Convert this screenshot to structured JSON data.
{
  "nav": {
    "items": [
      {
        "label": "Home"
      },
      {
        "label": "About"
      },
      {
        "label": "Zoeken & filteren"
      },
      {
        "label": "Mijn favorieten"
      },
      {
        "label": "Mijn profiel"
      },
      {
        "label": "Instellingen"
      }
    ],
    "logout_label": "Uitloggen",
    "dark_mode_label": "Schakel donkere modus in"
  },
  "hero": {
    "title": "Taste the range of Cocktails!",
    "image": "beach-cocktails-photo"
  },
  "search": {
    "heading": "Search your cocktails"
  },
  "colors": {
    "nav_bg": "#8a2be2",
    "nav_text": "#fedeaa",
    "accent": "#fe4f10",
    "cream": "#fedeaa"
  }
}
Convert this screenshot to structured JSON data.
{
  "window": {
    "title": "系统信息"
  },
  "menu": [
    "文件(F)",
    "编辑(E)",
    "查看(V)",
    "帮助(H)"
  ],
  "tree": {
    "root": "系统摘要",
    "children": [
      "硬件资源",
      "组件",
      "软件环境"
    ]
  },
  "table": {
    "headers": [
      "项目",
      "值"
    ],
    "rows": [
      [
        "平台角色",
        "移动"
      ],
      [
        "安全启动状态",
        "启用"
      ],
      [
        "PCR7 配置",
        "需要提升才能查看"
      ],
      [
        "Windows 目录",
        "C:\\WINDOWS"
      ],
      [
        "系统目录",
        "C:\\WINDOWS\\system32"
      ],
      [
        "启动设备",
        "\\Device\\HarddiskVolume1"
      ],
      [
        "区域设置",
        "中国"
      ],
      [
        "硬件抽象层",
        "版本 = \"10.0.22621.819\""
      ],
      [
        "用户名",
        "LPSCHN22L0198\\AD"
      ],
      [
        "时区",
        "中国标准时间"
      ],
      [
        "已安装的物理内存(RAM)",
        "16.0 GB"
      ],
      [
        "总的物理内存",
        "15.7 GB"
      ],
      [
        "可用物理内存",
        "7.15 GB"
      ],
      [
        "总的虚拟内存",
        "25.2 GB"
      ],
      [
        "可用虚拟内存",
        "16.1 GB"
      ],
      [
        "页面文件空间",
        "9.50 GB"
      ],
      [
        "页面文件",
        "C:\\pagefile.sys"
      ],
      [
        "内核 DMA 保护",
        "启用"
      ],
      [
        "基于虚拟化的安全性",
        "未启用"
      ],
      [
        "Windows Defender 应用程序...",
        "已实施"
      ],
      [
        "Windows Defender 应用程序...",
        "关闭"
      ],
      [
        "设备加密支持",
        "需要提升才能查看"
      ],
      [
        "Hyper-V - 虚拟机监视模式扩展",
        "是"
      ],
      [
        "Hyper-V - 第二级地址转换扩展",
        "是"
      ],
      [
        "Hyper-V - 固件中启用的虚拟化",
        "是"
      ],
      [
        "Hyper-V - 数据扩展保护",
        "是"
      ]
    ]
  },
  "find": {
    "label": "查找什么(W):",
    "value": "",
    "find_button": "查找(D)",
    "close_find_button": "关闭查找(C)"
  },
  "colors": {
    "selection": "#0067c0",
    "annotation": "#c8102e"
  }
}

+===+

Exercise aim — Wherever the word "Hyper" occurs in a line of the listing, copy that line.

Task result —
        "Hyper-V - 虚拟机监视模式扩展",
        "Hyper-V - 第二级地址转换扩展",
        "Hyper-V - 固件中启用的虚拟化",
        "Hyper-V - 数据扩展保护",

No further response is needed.